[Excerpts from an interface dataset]
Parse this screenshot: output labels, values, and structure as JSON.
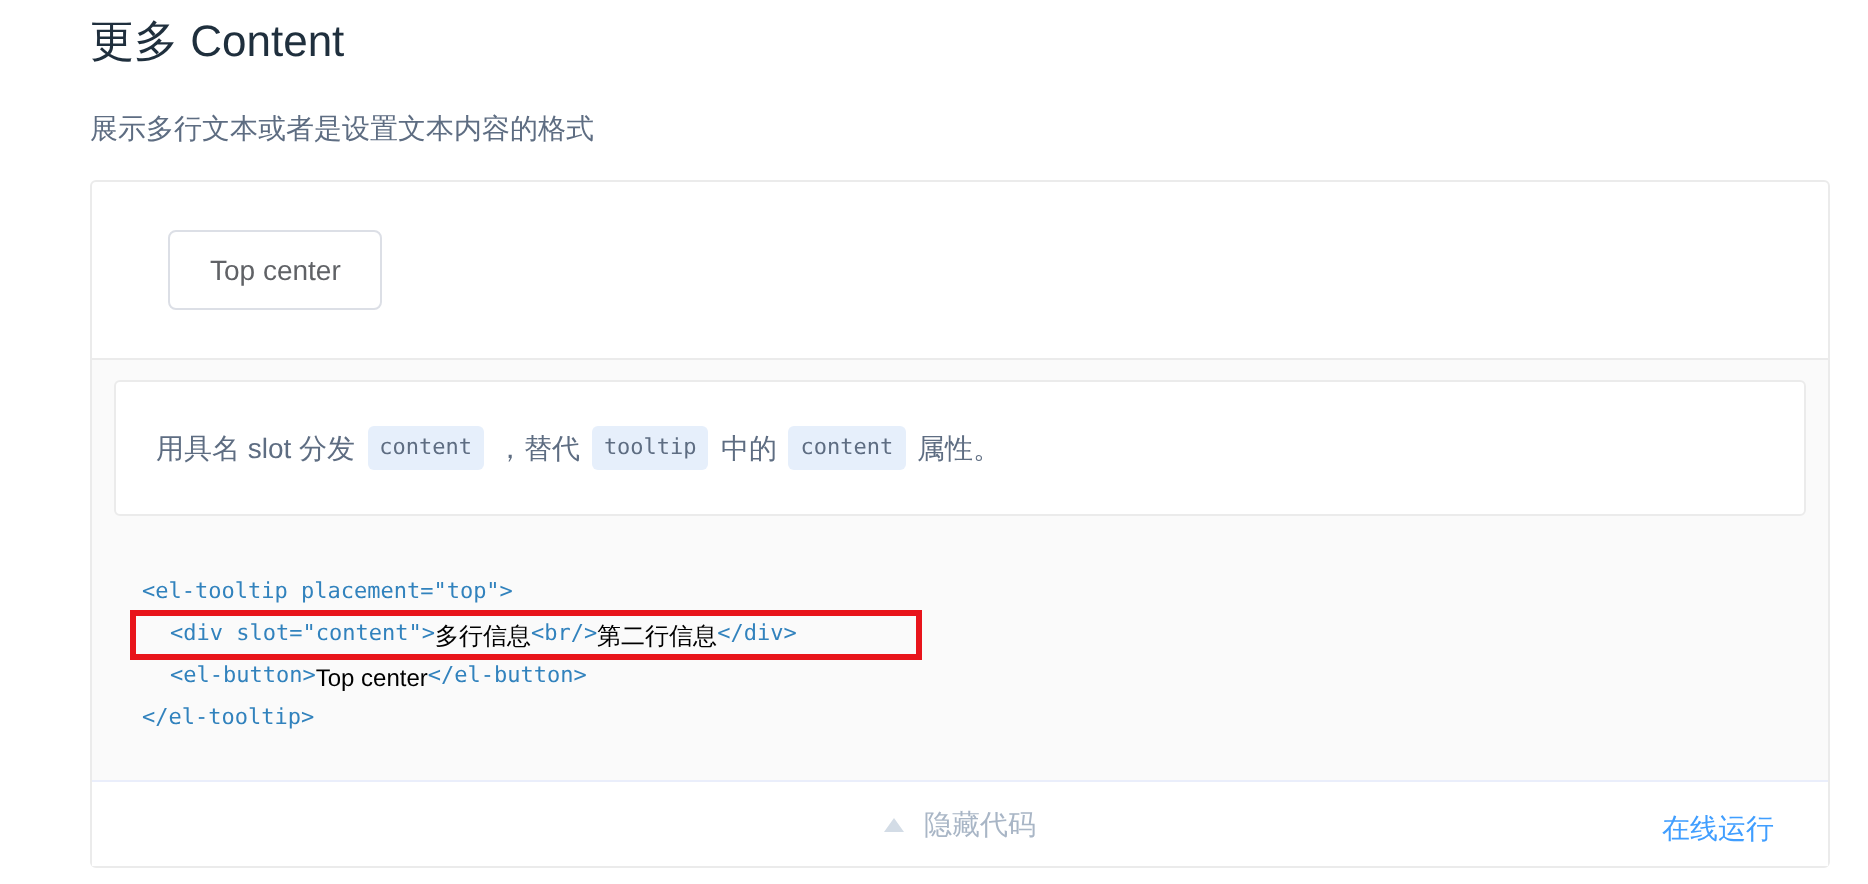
{
  "title": "更多 Content",
  "subtitle": "展示多行文本或者是设置文本内容的格式",
  "demo_button": "Top center",
  "description": [
    {
      "kind": "text",
      "text": "用具名 slot 分发"
    },
    {
      "kind": "code",
      "text": "content"
    },
    {
      "kind": "text",
      "text": "，替代"
    },
    {
      "kind": "code",
      "text": "tooltip"
    },
    {
      "kind": "text",
      "text": "中的"
    },
    {
      "kind": "code",
      "text": "content"
    },
    {
      "kind": "text",
      "text": "属性。"
    }
  ],
  "code_lines": [
    {
      "indent": false,
      "highlighted": false,
      "tokens": [
        {
          "kind": "tag",
          "text": "<el-tooltip placement=\"top\">"
        }
      ]
    },
    {
      "indent": true,
      "highlighted": true,
      "tokens": [
        {
          "kind": "tag",
          "text": "<div slot=\"content\">"
        },
        {
          "kind": "text",
          "text": "多行信息"
        },
        {
          "kind": "tag",
          "text": "<br/>"
        },
        {
          "kind": "text",
          "text": "第二行信息"
        },
        {
          "kind": "tag",
          "text": "</div>"
        }
      ]
    },
    {
      "indent": true,
      "highlighted": false,
      "tokens": [
        {
          "kind": "tag",
          "text": "<el-button>"
        },
        {
          "kind": "text",
          "text": "Top center"
        },
        {
          "kind": "tag",
          "text": "</el-button>"
        }
      ]
    },
    {
      "indent": false,
      "highlighted": false,
      "tokens": [
        {
          "kind": "tag",
          "text": "</el-tooltip>"
        }
      ]
    }
  ],
  "footer": {
    "toggle_label": "隐藏代码",
    "run_link": "在线运行"
  }
}
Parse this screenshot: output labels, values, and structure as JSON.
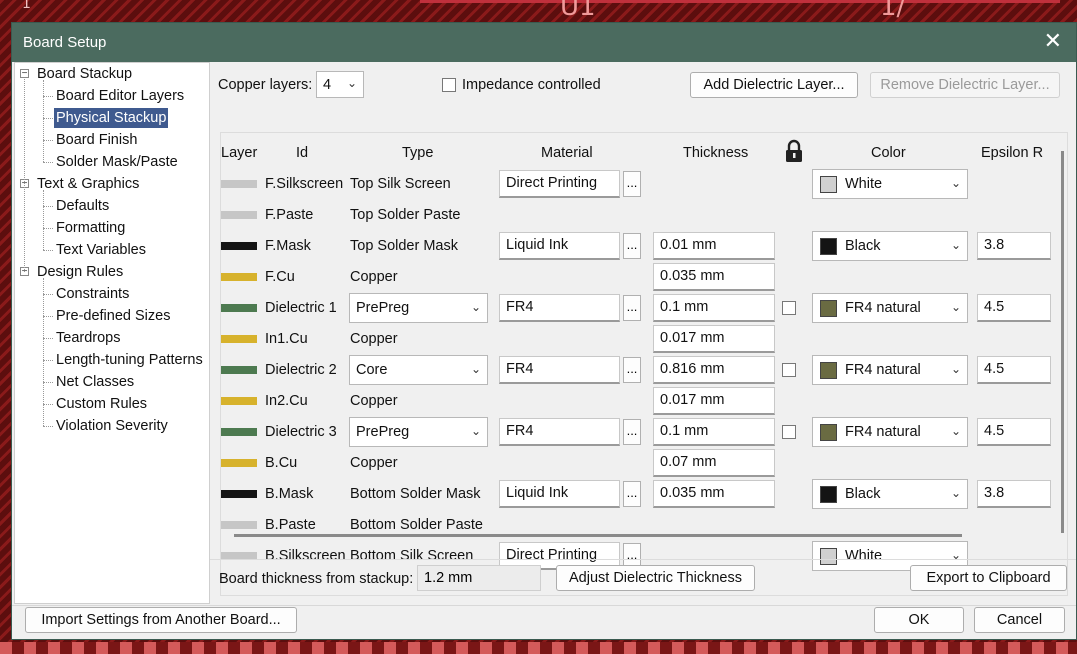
{
  "window": {
    "title": "Board Setup",
    "close_glyph": "✕"
  },
  "tree": {
    "sections": [
      {
        "label": "Board Stackup",
        "items": [
          "Board Editor Layers",
          "Physical Stackup",
          "Board Finish",
          "Solder Mask/Paste"
        ]
      },
      {
        "label": "Text & Graphics",
        "items": [
          "Defaults",
          "Formatting",
          "Text Variables"
        ]
      },
      {
        "label": "Design Rules",
        "items": [
          "Constraints",
          "Pre-defined Sizes",
          "Teardrops",
          "Length-tuning Patterns",
          "Net Classes",
          "Custom Rules",
          "Violation Severity"
        ]
      }
    ],
    "selected": "Physical Stackup",
    "toggle_glyph": "−"
  },
  "toolbar": {
    "copper_layers_label": "Copper layers:",
    "copper_layers_value": "4",
    "impedance_label": "Impedance controlled",
    "impedance_checked": false,
    "add_dielectric": "Add Dielectric Layer...",
    "remove_dielectric": "Remove Dielectric Layer..."
  },
  "table": {
    "headers": {
      "layer": "Layer",
      "id": "Id",
      "type": "Type",
      "material": "Material",
      "thickness": "Thickness",
      "lock": "lock-icon",
      "color": "Color",
      "epsilon": "Epsilon R"
    },
    "rows": [
      {
        "swatch": "#c6c6c6",
        "id": "F.Silkscreen",
        "type": "Top Silk Screen",
        "material": "Direct Printing",
        "thickness": "",
        "color": "White",
        "color_hex": "#d0d0d0",
        "epsilon": ""
      },
      {
        "swatch": "#c6c6c6",
        "id": "F.Paste",
        "type": "Top Solder Paste",
        "material": "",
        "thickness": "",
        "color": "",
        "color_hex": "",
        "epsilon": ""
      },
      {
        "swatch": "#141414",
        "id": "F.Mask",
        "type": "Top Solder Mask",
        "material": "Liquid Ink",
        "thickness": "0.01 mm",
        "color": "Black",
        "color_hex": "#141414",
        "epsilon": "3.8"
      },
      {
        "swatch": "#d7b22c",
        "id": "F.Cu",
        "type": "Copper",
        "material": "",
        "thickness": "0.035 mm",
        "color": "",
        "color_hex": "",
        "epsilon": ""
      },
      {
        "swatch": "#4d7a50",
        "id": "Dielectric 1",
        "type": "PrePreg",
        "type_combo": true,
        "material": "FR4",
        "thickness": "0.1 mm",
        "lock": true,
        "color": "FR4 natural",
        "color_hex": "#6a6b42",
        "epsilon": "4.5"
      },
      {
        "swatch": "#d7b22c",
        "id": "In1.Cu",
        "type": "Copper",
        "material": "",
        "thickness": "0.017 mm",
        "color": "",
        "color_hex": "",
        "epsilon": ""
      },
      {
        "swatch": "#4d7a50",
        "id": "Dielectric 2",
        "type": "Core",
        "type_combo": true,
        "material": "FR4",
        "thickness": "0.816 mm",
        "lock": true,
        "color": "FR4 natural",
        "color_hex": "#6a6b42",
        "epsilon": "4.5"
      },
      {
        "swatch": "#d7b22c",
        "id": "In2.Cu",
        "type": "Copper",
        "material": "",
        "thickness": "0.017 mm",
        "color": "",
        "color_hex": "",
        "epsilon": ""
      },
      {
        "swatch": "#4d7a50",
        "id": "Dielectric 3",
        "type": "PrePreg",
        "type_combo": true,
        "material": "FR4",
        "thickness": "0.1 mm",
        "lock": true,
        "color": "FR4 natural",
        "color_hex": "#6a6b42",
        "epsilon": "4.5"
      },
      {
        "swatch": "#d7b22c",
        "id": "B.Cu",
        "type": "Copper",
        "material": "",
        "thickness": "0.07 mm",
        "color": "",
        "color_hex": "",
        "epsilon": ""
      },
      {
        "swatch": "#141414",
        "id": "B.Mask",
        "type": "Bottom Solder Mask",
        "material": "Liquid Ink",
        "thickness": "0.035 mm",
        "color": "Black",
        "color_hex": "#141414",
        "epsilon": "3.8"
      },
      {
        "swatch": "#c6c6c6",
        "id": "B.Paste",
        "type": "Bottom Solder Paste",
        "material": "",
        "thickness": "",
        "color": "",
        "color_hex": "",
        "epsilon": ""
      },
      {
        "swatch": "#c6c6c6",
        "id": "B.Silkscreen",
        "type": "Bottom Silk Screen",
        "material": "Direct Printing",
        "thickness": "",
        "color": "White",
        "color_hex": "#d0d0d0",
        "epsilon": ""
      }
    ],
    "ellipsis": "...",
    "chevron": "⌄"
  },
  "footer": {
    "board_thickness_label": "Board thickness from stackup:",
    "board_thickness_value": "1.2 mm",
    "adjust_button": "Adjust Dielectric Thickness",
    "export_button": "Export to Clipboard",
    "import_button": "Import Settings from Another Board...",
    "ok_button": "OK",
    "cancel_button": "Cancel"
  },
  "background": {
    "letters": [
      "1",
      "U1",
      "1/"
    ]
  }
}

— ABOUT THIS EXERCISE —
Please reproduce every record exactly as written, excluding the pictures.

— TASK OUTPUT —
Parse this screenshot: output labels, values, and structure as JSON.
{
  "title": "更多 Content",
  "subtitle": "展示多行文本或者是设置文本内容的格式",
  "demo_button": "Top center",
  "description": [
    {
      "kind": "text",
      "text": "用具名 slot 分发"
    },
    {
      "kind": "code",
      "text": "content"
    },
    {
      "kind": "text",
      "text": "，替代"
    },
    {
      "kind": "code",
      "text": "tooltip"
    },
    {
      "kind": "text",
      "text": "中的"
    },
    {
      "kind": "code",
      "text": "content"
    },
    {
      "kind": "text",
      "text": "属性。"
    }
  ],
  "code_lines": [
    {
      "indent": false,
      "highlighted": false,
      "tokens": [
        {
          "kind": "tag",
          "text": "<el-tooltip placement=\"top\">"
        }
      ]
    },
    {
      "indent": true,
      "highlighted": true,
      "tokens": [
        {
          "kind": "tag",
          "text": "<div slot=\"content\">"
        },
        {
          "kind": "text",
          "text": "多行信息"
        },
        {
          "kind": "tag",
          "text": "<br/>"
        },
        {
          "kind": "text",
          "text": "第二行信息"
        },
        {
          "kind": "tag",
          "text": "</div>"
        }
      ]
    },
    {
      "indent": true,
      "highlighted": false,
      "tokens": [
        {
          "kind": "tag",
          "text": "<el-button>"
        },
        {
          "kind": "text",
          "text": "Top center"
        },
        {
          "kind": "tag",
          "text": "</el-button>"
        }
      ]
    },
    {
      "indent": false,
      "highlighted": false,
      "tokens": [
        {
          "kind": "tag",
          "text": "</el-tooltip>"
        }
      ]
    }
  ],
  "footer": {
    "toggle_label": "隐藏代码",
    "run_link": "在线运行"
  }
}
Parse this screenshot: output labels, values, and structure as JSON.
{
  "window": {
    "title": "Board Setup",
    "close_glyph": "✕"
  },
  "tree": {
    "sections": [
      {
        "label": "Board Stackup",
        "items": [
          "Board Editor Layers",
          "Physical Stackup",
          "Board Finish",
          "Solder Mask/Paste"
        ]
      },
      {
        "label": "Text & Graphics",
        "items": [
          "Defaults",
          "Formatting",
          "Text Variables"
        ]
      },
      {
        "label": "Design Rules",
        "items": [
          "Constraints",
          "Pre-defined Sizes",
          "Teardrops",
          "Length-tuning Patterns",
          "Net Classes",
          "Custom Rules",
          "Violation Severity"
        ]
      }
    ],
    "selected": "Physical Stackup",
    "toggle_glyph": "−"
  },
  "toolbar": {
    "copper_layers_label": "Copper layers:",
    "copper_layers_value": "4",
    "impedance_label": "Impedance controlled",
    "impedance_checked": false,
    "add_dielectric": "Add Dielectric Layer...",
    "remove_dielectric": "Remove Dielectric Layer..."
  },
  "table": {
    "headers": {
      "layer": "Layer",
      "id": "Id",
      "type": "Type",
      "material": "Material",
      "thickness": "Thickness",
      "lock": "lock-icon",
      "color": "Color",
      "epsilon": "Epsilon R"
    },
    "rows": [
      {
        "swatch": "#c6c6c6",
        "id": "F.Silkscreen",
        "type": "Top Silk Screen",
        "material": "Direct Printing",
        "thickness": "",
        "color": "White",
        "color_hex": "#d0d0d0",
        "epsilon": ""
      },
      {
        "swatch": "#c6c6c6",
        "id": "F.Paste",
        "type": "Top Solder Paste",
        "material": "",
        "thickness": "",
        "color": "",
        "color_hex": "",
        "epsilon": ""
      },
      {
        "swatch": "#141414",
        "id": "F.Mask",
        "type": "Top Solder Mask",
        "material": "Liquid Ink",
        "thickness": "0.01 mm",
        "color": "Black",
        "color_hex": "#141414",
        "epsilon": "3.8"
      },
      {
        "swatch": "#d7b22c",
        "id": "F.Cu",
        "type": "Copper",
        "material": "",
        "thickness": "0.035 mm",
        "color": "",
        "color_hex": "",
        "epsilon": ""
      },
      {
        "swatch": "#4d7a50",
        "id": "Dielectric 1",
        "type": "PrePreg",
        "type_combo": true,
        "material": "FR4",
        "thickness": "0.1 mm",
        "lock": true,
        "color": "FR4 natural",
        "color_hex": "#6a6b42",
        "epsilon": "4.5"
      },
      {
        "swatch": "#d7b22c",
        "id": "In1.Cu",
        "type": "Copper",
        "material": "",
        "thickness": "0.017 mm",
        "color": "",
        "color_hex": "",
        "epsilon": ""
      },
      {
        "swatch": "#4d7a50",
        "id": "Dielectric 2",
        "type": "Core",
        "type_combo": true,
        "material": "FR4",
        "thickness": "0.816 mm",
        "lock": true,
        "color": "FR4 natural",
        "color_hex": "#6a6b42",
        "epsilon": "4.5"
      },
      {
        "swatch": "#d7b22c",
        "id": "In2.Cu",
        "type": "Copper",
        "material": "",
        "thickness": "0.017 mm",
        "color": "",
        "color_hex": "",
        "epsilon": ""
      },
      {
        "swatch": "#4d7a50",
        "id": "Dielectric 3",
        "type": "PrePreg",
        "type_combo": true,
        "material": "FR4",
        "thickness": "0.1 mm",
        "lock": true,
        "color": "FR4 natural",
        "color_hex": "#6a6b42",
        "epsilon": "4.5"
      },
      {
        "swatch": "#d7b22c",
        "id": "B.Cu",
        "type": "Copper",
        "material": "",
        "thickness": "0.07 mm",
        "color": "",
        "color_hex": "",
        "epsilon": ""
      },
      {
        "swatch": "#141414",
        "id": "B.Mask",
        "type": "Bottom Solder Mask",
        "material": "Liquid Ink",
        "thickness": "0.035 mm",
        "color": "Black",
        "color_hex": "#141414",
        "epsilon": "3.8"
      },
      {
        "swatch": "#c6c6c6",
        "id": "B.Paste",
        "type": "Bottom Solder Paste",
        "material": "",
        "thickness": "",
        "color": "",
        "color_hex": "",
        "epsilon": ""
      },
      {
        "swatch": "#c6c6c6",
        "id": "B.Silkscreen",
        "type": "Bottom Silk Screen",
        "material": "Direct Printing",
        "thickness": "",
        "color": "White",
        "color_hex": "#d0d0d0",
        "epsilon": ""
      }
    ],
    "ellipsis": "...",
    "chevron": "⌄"
  },
  "footer": {
    "board_thickness_label": "Board thickness from stackup:",
    "board_thickness_value": "1.2 mm",
    "adjust_button": "Adjust Dielectric Thickness",
    "export_button": "Export to Clipboard",
    "import_button": "Import Settings from Another Board...",
    "ok_button": "OK",
    "cancel_button": "Cancel"
  },
  "background": {
    "letters": [
      "1",
      "U1",
      "1/"
    ]
  }
}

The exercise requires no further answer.